“After that, I go to a vibe - the one I’m using now is called DryBell Vibe Machine. It’s a very small MXR-sized box that sounds both unique and traditional at the same time. I think they’re made in the Eastern Block, which is pretty cool. I read some reviews, and these David Gilmour nerds online were all saying how great this was. I also used the Mojo Vibe from Sweet Sound.
“Then there’s an MXR Carbon Copy for dark, repeating delays. I’ve spent a lot of time trying to find the right sounds. When something becomes three-dimensional, I tend to like it. If it doesn’t make the cut, I’ll carry on looking for and pay for the right piece of gear. I geek out a lot and track it all down!
“After the delay is the Mu-Tron Phasor II. That’s the mother of all phasers - all the others seem one-dimensional to me. It’s the better half of the Mu-Tron Bi-Phase, which is a must for home-studio filter nerds! I’ve got one of those, too. You can hear it all over every record since [2004’s] The Eye Of Every Storm. There are entire parts where I play one note over two minutes using this phaser at a slow speed because I can disappear in it; it’s the perfect sweep. It’s hard to find and really expensive - I’ve got three and only one sounds right. That’s the one that goes out!
I’ve spent a lot of time trying to find the right sounds. When something becomes three-dimensional, I tend to like it
“The last piece, which is new for me, is the Retro-Sonic Chorus. I guess it’s modelled after some chorus everyone likes, maybe a Roland. It’s proper analogue old-school stuff made by this Canadian company who make it really true to that vintage sound.
“I’ll turn off the MicroSynth and the wah, leaving the rest on. That in itself becomes its own ambient music generator.
“I just love the filters and modulation.

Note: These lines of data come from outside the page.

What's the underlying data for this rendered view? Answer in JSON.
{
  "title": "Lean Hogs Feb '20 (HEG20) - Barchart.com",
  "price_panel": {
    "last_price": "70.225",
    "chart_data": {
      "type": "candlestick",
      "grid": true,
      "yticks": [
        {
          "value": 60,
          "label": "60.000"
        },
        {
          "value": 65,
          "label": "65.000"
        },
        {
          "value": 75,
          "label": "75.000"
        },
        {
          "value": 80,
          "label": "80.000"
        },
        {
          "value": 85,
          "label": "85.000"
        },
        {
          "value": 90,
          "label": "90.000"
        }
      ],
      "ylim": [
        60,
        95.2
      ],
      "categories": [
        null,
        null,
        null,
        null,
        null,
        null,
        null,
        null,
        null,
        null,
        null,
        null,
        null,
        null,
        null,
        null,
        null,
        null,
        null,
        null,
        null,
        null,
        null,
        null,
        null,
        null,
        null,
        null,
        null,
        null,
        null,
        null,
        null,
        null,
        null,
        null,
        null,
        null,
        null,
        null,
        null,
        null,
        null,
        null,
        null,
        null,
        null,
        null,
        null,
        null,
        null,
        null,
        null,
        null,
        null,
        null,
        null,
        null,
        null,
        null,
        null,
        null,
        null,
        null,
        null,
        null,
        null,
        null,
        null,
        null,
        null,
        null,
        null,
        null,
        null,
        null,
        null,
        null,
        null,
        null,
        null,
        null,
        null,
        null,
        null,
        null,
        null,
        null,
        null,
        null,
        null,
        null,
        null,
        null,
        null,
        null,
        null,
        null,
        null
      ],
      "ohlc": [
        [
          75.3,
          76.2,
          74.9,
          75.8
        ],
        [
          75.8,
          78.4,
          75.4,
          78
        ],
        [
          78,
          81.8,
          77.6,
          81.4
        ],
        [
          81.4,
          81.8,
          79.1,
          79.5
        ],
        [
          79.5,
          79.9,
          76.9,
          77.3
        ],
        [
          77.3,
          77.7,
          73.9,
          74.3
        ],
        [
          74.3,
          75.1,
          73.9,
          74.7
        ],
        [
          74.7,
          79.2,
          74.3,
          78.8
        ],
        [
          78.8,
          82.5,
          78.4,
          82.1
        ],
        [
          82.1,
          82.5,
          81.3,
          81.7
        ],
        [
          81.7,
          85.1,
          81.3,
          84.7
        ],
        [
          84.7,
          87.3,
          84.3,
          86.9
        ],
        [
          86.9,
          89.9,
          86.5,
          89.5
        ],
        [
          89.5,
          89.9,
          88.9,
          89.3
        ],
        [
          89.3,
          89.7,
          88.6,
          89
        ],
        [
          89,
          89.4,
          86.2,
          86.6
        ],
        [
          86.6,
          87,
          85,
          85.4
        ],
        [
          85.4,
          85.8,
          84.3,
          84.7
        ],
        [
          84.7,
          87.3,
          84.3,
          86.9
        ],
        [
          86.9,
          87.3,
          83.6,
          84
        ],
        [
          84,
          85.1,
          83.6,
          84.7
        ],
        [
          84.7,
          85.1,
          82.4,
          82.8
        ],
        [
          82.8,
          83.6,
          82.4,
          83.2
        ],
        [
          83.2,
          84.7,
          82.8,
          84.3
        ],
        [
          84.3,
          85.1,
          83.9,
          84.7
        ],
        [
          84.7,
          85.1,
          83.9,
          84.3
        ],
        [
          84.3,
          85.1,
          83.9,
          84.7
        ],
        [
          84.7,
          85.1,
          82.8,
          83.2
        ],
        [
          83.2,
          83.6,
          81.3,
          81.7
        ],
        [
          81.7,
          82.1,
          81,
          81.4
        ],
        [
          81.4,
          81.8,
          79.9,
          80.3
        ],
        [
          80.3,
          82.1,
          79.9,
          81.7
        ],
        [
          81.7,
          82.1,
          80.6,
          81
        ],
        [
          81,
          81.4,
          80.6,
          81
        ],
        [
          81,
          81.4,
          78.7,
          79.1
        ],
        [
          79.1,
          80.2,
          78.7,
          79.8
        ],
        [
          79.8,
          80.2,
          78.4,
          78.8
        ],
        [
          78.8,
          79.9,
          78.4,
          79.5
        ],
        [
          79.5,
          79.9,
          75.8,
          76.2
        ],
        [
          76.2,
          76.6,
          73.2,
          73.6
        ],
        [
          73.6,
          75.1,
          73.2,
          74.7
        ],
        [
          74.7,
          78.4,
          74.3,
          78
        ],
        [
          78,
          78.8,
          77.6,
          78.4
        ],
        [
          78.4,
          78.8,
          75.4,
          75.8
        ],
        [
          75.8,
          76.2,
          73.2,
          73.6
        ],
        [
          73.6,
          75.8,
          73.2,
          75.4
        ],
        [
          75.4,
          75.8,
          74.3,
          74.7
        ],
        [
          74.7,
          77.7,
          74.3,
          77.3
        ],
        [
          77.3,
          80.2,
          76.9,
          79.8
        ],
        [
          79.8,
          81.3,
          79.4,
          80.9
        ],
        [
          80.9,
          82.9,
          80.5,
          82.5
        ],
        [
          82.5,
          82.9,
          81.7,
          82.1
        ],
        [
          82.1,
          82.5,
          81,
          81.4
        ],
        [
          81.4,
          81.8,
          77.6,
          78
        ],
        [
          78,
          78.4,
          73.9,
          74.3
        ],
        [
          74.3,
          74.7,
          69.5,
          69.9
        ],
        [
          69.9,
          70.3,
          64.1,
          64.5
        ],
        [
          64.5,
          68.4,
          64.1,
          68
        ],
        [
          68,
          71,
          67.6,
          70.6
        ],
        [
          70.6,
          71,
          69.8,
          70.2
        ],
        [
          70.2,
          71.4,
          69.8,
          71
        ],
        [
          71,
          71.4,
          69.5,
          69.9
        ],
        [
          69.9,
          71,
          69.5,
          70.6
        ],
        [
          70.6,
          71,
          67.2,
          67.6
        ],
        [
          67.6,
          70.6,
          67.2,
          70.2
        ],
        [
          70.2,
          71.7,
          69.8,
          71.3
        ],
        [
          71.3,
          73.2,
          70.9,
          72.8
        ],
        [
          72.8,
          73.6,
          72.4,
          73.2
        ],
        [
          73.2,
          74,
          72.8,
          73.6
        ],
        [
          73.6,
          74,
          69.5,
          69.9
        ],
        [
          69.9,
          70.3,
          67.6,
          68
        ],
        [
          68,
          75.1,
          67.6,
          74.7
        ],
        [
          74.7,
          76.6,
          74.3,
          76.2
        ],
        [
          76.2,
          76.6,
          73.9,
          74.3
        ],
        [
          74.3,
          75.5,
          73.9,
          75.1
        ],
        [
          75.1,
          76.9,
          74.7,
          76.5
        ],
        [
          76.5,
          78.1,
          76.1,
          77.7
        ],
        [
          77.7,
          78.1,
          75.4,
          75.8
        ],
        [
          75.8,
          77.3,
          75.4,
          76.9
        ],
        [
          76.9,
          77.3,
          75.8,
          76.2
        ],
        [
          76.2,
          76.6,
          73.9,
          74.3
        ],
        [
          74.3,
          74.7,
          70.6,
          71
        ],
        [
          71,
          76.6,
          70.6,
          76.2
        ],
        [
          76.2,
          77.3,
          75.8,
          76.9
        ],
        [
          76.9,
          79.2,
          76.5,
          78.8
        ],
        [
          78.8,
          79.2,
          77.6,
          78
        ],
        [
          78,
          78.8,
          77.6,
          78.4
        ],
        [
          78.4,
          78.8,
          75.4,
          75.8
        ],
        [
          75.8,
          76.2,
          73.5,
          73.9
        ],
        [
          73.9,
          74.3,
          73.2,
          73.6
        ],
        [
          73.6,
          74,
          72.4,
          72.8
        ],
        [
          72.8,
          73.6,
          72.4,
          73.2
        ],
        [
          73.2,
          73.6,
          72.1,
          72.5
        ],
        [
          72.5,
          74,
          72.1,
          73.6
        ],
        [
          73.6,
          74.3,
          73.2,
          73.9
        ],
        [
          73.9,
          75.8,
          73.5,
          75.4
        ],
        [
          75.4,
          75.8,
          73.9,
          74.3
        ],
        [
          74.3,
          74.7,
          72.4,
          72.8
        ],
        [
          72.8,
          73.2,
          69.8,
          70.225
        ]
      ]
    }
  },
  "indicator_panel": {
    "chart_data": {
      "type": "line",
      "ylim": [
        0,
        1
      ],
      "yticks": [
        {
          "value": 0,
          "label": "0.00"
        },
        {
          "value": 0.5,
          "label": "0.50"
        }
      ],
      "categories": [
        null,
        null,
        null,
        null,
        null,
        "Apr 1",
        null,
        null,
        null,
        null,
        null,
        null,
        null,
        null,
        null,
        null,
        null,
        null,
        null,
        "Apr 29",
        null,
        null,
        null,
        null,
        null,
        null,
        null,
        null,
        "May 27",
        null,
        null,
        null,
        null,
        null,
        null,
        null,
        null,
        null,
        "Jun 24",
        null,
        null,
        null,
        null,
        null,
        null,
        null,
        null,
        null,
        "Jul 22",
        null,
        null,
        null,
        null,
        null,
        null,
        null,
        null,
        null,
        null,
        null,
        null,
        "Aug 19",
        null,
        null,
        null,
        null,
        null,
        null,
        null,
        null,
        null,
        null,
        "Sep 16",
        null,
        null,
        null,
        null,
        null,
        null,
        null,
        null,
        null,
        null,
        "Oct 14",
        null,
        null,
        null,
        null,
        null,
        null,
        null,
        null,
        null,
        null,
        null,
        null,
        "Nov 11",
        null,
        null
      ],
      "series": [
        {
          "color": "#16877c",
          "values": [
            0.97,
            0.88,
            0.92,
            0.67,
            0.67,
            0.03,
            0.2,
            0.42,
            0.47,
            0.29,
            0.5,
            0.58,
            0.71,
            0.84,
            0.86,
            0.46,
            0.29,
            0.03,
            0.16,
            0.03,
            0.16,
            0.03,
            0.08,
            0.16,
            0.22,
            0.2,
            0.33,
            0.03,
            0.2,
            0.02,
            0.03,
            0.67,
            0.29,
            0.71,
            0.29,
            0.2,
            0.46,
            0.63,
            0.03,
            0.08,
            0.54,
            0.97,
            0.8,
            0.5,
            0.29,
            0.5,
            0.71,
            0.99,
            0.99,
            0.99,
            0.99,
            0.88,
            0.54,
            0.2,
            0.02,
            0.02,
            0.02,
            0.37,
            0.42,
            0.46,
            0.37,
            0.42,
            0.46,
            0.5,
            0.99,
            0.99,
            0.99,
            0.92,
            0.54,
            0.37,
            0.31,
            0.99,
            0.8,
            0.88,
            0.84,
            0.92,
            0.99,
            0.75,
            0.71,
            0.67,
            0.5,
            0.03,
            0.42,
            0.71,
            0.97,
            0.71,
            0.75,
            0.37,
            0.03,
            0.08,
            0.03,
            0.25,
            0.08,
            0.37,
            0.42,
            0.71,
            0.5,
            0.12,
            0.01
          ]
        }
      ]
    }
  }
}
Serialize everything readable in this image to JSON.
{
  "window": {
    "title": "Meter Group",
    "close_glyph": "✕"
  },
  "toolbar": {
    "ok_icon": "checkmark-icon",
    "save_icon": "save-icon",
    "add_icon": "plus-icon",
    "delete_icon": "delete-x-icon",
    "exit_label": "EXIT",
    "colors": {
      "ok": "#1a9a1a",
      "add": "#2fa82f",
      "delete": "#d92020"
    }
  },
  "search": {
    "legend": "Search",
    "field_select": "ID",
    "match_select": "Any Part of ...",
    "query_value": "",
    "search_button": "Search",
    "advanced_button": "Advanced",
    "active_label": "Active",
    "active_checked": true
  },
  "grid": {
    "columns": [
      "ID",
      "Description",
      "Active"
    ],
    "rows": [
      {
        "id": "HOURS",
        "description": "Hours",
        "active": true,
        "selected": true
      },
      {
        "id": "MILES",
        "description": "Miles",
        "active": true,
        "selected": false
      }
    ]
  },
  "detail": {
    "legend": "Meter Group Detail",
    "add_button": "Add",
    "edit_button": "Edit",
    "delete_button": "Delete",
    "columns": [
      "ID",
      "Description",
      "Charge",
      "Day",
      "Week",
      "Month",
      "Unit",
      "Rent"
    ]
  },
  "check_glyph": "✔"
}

I like being able to create textures that are not necessarily normal guitar parts. There have been moments on Neurosis records where people think our guitars are synths or keyboards. We like manipulating things like that.
“I’ve had a POG, Moogerfooger Ring Mod, different things, but these are my bare bones. So, there you have it!”
You can hear the Chain Of Death in action on Fires Within Fires, which is released on 23 September via Neurot Recordings.
Neurosis play Koko, London on 7 and 8 November.